* _EXERCISE PROMPT_: Search the records below for the string "Postingan", and report each line that contains it.

Excerpts from an interface dataset
..............................
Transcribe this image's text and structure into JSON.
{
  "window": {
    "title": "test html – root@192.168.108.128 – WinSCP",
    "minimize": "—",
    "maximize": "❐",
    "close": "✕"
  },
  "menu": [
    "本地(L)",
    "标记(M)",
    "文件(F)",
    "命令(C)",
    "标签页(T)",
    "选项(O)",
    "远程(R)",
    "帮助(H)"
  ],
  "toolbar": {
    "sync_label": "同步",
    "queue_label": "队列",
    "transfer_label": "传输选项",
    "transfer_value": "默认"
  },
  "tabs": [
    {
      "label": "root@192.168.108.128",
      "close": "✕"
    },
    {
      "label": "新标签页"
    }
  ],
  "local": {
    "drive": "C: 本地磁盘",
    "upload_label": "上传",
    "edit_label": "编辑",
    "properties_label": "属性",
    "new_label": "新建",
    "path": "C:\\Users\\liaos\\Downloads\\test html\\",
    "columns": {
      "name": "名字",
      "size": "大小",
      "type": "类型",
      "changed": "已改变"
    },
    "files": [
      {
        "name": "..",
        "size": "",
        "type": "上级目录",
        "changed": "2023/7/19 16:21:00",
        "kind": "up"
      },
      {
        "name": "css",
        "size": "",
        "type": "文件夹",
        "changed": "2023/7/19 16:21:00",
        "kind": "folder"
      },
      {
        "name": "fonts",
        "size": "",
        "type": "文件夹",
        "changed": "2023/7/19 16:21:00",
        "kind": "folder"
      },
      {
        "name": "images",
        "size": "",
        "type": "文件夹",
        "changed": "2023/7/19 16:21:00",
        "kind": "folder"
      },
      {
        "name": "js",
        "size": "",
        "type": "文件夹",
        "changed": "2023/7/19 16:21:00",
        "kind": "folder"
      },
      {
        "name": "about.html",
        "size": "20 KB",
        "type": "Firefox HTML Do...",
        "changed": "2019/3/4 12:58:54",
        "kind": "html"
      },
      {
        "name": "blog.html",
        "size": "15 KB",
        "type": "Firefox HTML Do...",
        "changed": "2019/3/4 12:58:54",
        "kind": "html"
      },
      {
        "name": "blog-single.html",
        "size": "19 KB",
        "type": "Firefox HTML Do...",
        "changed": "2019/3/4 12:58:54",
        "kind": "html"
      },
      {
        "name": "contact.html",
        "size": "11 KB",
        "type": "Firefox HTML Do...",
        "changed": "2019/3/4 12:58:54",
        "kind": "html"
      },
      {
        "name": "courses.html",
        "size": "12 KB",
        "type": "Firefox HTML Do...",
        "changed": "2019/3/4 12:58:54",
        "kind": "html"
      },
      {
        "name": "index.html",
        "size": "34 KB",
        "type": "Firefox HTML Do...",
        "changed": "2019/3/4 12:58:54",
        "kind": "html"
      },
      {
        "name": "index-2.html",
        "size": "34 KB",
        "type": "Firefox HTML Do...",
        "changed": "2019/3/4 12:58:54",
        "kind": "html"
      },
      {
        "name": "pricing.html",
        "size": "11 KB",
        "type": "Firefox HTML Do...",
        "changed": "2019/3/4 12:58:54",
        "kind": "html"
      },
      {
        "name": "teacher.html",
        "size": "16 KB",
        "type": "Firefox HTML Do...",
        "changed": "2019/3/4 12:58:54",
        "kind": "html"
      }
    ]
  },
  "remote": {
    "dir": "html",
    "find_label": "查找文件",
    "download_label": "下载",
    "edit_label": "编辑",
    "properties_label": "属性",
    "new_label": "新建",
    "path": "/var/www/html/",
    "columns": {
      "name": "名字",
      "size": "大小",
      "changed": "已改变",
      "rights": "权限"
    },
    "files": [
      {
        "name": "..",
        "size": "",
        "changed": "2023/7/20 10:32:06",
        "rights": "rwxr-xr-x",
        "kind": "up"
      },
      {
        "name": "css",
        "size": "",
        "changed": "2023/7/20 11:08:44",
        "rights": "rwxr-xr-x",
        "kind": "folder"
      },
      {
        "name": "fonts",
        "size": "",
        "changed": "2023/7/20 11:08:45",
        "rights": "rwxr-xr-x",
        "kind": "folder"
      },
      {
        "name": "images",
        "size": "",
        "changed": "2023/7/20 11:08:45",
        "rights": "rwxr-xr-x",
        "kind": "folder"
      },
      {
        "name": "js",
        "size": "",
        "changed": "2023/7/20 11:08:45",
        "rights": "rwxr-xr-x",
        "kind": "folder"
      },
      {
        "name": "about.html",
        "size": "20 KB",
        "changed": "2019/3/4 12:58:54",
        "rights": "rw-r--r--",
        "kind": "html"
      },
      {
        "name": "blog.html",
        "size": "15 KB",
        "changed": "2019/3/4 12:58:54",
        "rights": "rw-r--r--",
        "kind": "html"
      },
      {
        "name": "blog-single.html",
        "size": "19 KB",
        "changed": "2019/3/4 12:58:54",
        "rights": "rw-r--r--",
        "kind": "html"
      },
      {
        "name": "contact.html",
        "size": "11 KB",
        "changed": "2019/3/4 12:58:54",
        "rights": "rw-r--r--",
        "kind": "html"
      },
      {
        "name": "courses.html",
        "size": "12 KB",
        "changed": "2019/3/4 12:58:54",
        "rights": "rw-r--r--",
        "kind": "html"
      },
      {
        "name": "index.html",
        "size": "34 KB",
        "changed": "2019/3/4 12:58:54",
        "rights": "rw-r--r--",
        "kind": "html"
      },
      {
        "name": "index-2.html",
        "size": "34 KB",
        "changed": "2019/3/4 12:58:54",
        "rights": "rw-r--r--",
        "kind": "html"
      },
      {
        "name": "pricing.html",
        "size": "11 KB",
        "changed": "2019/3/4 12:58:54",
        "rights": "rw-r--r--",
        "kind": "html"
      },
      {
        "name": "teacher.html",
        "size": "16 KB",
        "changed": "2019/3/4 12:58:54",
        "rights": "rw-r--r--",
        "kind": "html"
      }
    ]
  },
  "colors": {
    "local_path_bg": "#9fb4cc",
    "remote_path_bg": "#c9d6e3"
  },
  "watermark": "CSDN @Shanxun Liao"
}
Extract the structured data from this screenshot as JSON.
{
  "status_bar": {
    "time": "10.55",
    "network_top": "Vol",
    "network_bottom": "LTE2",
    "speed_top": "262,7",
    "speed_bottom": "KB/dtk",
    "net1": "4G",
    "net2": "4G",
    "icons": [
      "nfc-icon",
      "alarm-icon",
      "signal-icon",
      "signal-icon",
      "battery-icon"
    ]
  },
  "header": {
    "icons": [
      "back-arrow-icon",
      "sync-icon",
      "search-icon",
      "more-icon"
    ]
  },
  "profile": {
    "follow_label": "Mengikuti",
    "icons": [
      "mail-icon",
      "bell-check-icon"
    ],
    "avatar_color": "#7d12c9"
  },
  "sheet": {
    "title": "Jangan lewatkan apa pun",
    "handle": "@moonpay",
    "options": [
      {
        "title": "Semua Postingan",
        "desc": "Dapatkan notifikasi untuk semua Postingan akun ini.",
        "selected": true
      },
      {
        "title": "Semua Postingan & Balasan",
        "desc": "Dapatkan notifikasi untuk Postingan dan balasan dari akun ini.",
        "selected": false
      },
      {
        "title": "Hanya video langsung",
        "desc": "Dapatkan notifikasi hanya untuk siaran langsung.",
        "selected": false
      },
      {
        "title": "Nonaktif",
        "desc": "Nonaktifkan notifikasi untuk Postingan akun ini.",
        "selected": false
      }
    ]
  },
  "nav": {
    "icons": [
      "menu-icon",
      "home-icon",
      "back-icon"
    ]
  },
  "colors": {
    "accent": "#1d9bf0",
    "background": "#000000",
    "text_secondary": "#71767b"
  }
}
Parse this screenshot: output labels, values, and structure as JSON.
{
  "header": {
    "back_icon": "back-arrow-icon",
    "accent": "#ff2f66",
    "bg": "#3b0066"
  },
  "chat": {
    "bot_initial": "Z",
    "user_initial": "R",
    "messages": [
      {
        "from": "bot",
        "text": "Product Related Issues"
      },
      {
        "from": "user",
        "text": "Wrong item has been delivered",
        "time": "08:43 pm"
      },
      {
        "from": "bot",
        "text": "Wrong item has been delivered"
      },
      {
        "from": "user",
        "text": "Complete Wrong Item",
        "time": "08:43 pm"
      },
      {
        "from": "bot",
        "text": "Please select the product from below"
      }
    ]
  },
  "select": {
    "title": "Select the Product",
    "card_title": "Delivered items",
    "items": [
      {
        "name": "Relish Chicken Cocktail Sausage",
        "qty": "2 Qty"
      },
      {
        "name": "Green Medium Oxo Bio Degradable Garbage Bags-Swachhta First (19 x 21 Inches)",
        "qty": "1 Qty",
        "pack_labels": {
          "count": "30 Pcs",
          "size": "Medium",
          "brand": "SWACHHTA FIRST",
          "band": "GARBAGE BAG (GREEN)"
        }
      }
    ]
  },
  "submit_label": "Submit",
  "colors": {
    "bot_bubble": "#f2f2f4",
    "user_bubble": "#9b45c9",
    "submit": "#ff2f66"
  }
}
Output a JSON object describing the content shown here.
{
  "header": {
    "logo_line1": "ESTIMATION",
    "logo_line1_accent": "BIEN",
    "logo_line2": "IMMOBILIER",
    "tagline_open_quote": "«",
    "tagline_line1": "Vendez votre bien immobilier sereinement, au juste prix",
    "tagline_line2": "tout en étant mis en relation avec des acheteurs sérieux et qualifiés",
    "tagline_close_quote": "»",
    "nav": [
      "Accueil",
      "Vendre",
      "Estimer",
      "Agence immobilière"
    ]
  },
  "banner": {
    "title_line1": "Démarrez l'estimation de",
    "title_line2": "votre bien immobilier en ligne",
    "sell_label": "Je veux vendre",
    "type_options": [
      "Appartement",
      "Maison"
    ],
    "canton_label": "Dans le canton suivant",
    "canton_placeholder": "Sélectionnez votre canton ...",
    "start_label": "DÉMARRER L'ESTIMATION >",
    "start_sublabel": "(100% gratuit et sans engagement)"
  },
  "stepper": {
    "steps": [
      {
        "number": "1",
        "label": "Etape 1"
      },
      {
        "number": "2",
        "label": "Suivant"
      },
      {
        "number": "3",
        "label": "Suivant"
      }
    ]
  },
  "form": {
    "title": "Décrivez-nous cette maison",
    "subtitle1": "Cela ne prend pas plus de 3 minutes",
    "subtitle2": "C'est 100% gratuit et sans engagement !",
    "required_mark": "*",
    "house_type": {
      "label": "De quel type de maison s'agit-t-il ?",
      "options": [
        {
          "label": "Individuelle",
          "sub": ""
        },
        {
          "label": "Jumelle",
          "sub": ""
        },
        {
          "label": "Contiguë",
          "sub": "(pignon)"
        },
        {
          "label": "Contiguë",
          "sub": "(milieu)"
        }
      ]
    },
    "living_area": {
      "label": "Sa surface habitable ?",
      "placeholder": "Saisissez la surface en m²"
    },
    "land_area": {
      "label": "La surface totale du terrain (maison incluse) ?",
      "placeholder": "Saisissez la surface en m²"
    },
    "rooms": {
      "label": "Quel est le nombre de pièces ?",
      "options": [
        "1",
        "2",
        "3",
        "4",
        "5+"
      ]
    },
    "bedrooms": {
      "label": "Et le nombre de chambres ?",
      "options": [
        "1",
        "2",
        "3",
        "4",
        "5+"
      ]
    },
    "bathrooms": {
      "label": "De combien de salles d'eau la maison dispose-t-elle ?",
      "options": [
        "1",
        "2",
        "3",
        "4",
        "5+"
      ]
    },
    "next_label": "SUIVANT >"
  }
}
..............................
* _ANSWER SECTION_:
        "title": "Semua Postingan",
        "desc": "Dapatkan notifikasi untuk semua Postingan akun ini.",
        "title": "Semua Postingan & Balasan",
        "desc": "Dapatkan notifikasi untuk Postingan dan balasan dari akun ini.",
        "desc": "Nonaktifkan notifikasi untuk Postingan akun ini.",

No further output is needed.